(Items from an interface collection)
◇ ◇ ◇

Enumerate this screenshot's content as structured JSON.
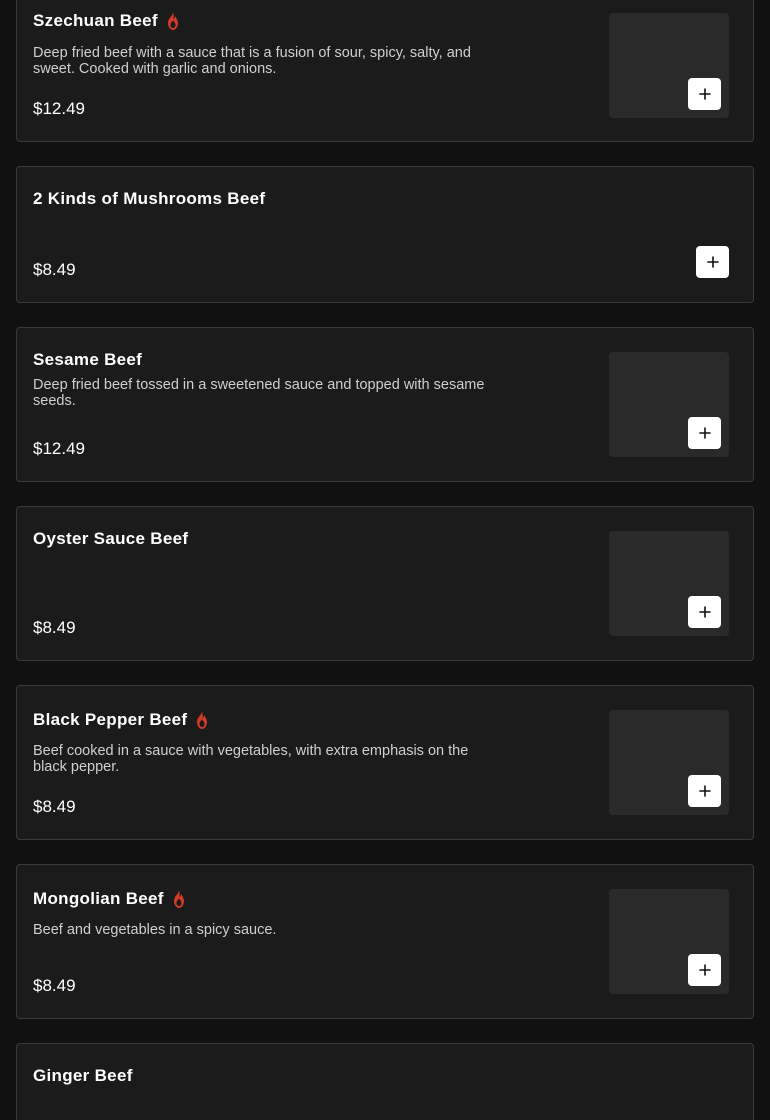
{
  "colors": {
    "page_background": "#111111",
    "card_background": "#1b1b1b",
    "card_border": "#3a3a3a",
    "image_placeholder": "#2a2a2a",
    "spicy_icon": "#d23a2a",
    "add_button": "#ffffff"
  },
  "items": [
    {
      "name": "Szechuan Beef",
      "spicy": true,
      "description": "Deep fried beef with a sauce that is a fusion of sour, spicy, salty, and sweet. Cooked with garlic and onions.",
      "price": "$12.49",
      "has_image": true
    },
    {
      "name": "2 Kinds of Mushrooms Beef",
      "spicy": false,
      "description": "",
      "price": "$8.49",
      "has_image": false
    },
    {
      "name": "Sesame Beef",
      "spicy": false,
      "description": "Deep fried beef tossed in a sweetened sauce and topped with sesame seeds.",
      "price": "$12.49",
      "has_image": true
    },
    {
      "name": "Oyster Sauce Beef",
      "spicy": false,
      "description": "",
      "price": "$8.49",
      "has_image": true
    },
    {
      "name": "Black Pepper Beef",
      "spicy": true,
      "description": "Beef cooked in a sauce with vegetables, with extra emphasis on the black pepper.",
      "price": "$8.49",
      "has_image": true
    },
    {
      "name": "Mongolian Beef",
      "spicy": true,
      "description": "Beef and vegetables in a spicy sauce.",
      "price": "$8.49",
      "has_image": true
    },
    {
      "name": "Ginger Beef",
      "spicy": false,
      "description": "",
      "price": "",
      "has_image": false
    }
  ],
  "icons": {
    "spicy": "fire-icon",
    "add": "plus-icon"
  }
}
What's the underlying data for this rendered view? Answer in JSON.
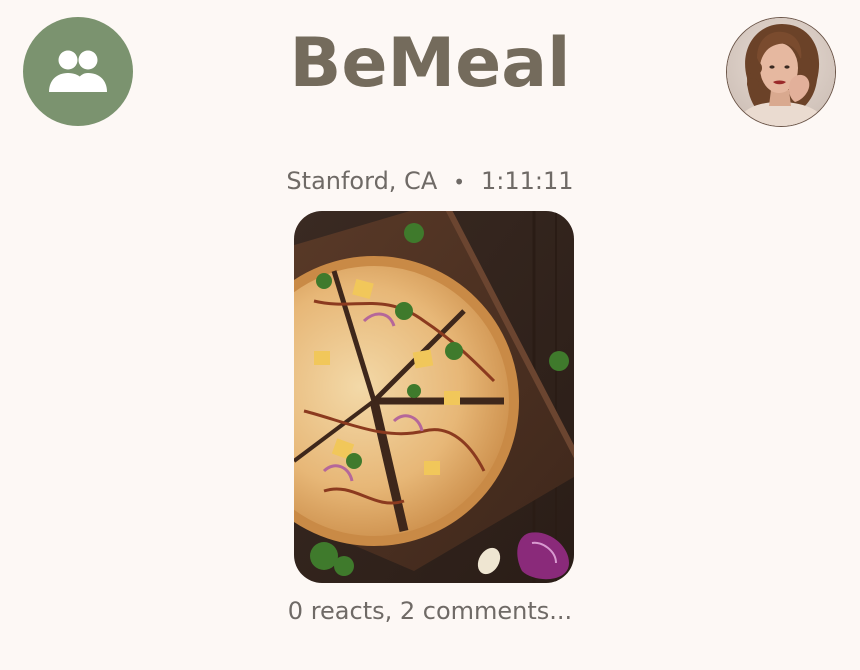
{
  "header": {
    "title": "BeMeal",
    "friends_icon": "people-group-icon",
    "profile_icon": "profile-avatar"
  },
  "post": {
    "location": "Stanford, CA",
    "separator": "•",
    "time": "1:11:11",
    "photo_icon": "pizza-photo",
    "reactions_text": "0 reacts, 2 comments..."
  },
  "colors": {
    "background": "#fdf8f5",
    "accent_green": "#7b936f",
    "title": "#746b5c",
    "muted_text": "#6f6a66"
  }
}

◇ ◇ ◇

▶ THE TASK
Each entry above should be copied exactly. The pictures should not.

▶ RESPONSE TO THIS TASK
Enumerate this screenshot's content as structured JSON.
{
  "colors": {
    "page_background": "#111111",
    "card_background": "#1b1b1b",
    "card_border": "#3a3a3a",
    "image_placeholder": "#2a2a2a",
    "spicy_icon": "#d23a2a",
    "add_button": "#ffffff"
  },
  "items": [
    {
      "name": "Szechuan Beef",
      "spicy": true,
      "description": "Deep fried beef with a sauce that is a fusion of sour, spicy, salty, and sweet. Cooked with garlic and onions.",
      "price": "$12.49",
      "has_image": true
    },
    {
      "name": "2 Kinds of Mushrooms Beef",
      "spicy": false,
      "description": "",
      "price": "$8.49",
      "has_image": false
    },
    {
      "name": "Sesame Beef",
      "spicy": false,
      "description": "Deep fried beef tossed in a sweetened sauce and topped with sesame seeds.",
      "price": "$12.49",
      "has_image": true
    },
    {
      "name": "Oyster Sauce Beef",
      "spicy": false,
      "description": "",
      "price": "$8.49",
      "has_image": true
    },
    {
      "name": "Black Pepper Beef",
      "spicy": true,
      "description": "Beef cooked in a sauce with vegetables, with extra emphasis on the black pepper.",
      "price": "$8.49",
      "has_image": true
    },
    {
      "name": "Mongolian Beef",
      "spicy": true,
      "description": "Beef and vegetables in a spicy sauce.",
      "price": "$8.49",
      "has_image": true
    },
    {
      "name": "Ginger Beef",
      "spicy": false,
      "description": "",
      "price": "",
      "has_image": false
    }
  ],
  "icons": {
    "spicy": "fire-icon",
    "add": "plus-icon"
  }
}
What's the underlying data for this rendered view? Answer in JSON.
{
  "header": {
    "title": "BeMeal",
    "friends_icon": "people-group-icon",
    "profile_icon": "profile-avatar"
  },
  "post": {
    "location": "Stanford, CA",
    "separator": "•",
    "time": "1:11:11",
    "photo_icon": "pizza-photo",
    "reactions_text": "0 reacts, 2 comments..."
  },
  "colors": {
    "background": "#fdf8f5",
    "accent_green": "#7b936f",
    "title": "#746b5c",
    "muted_text": "#6f6a66"
  }
}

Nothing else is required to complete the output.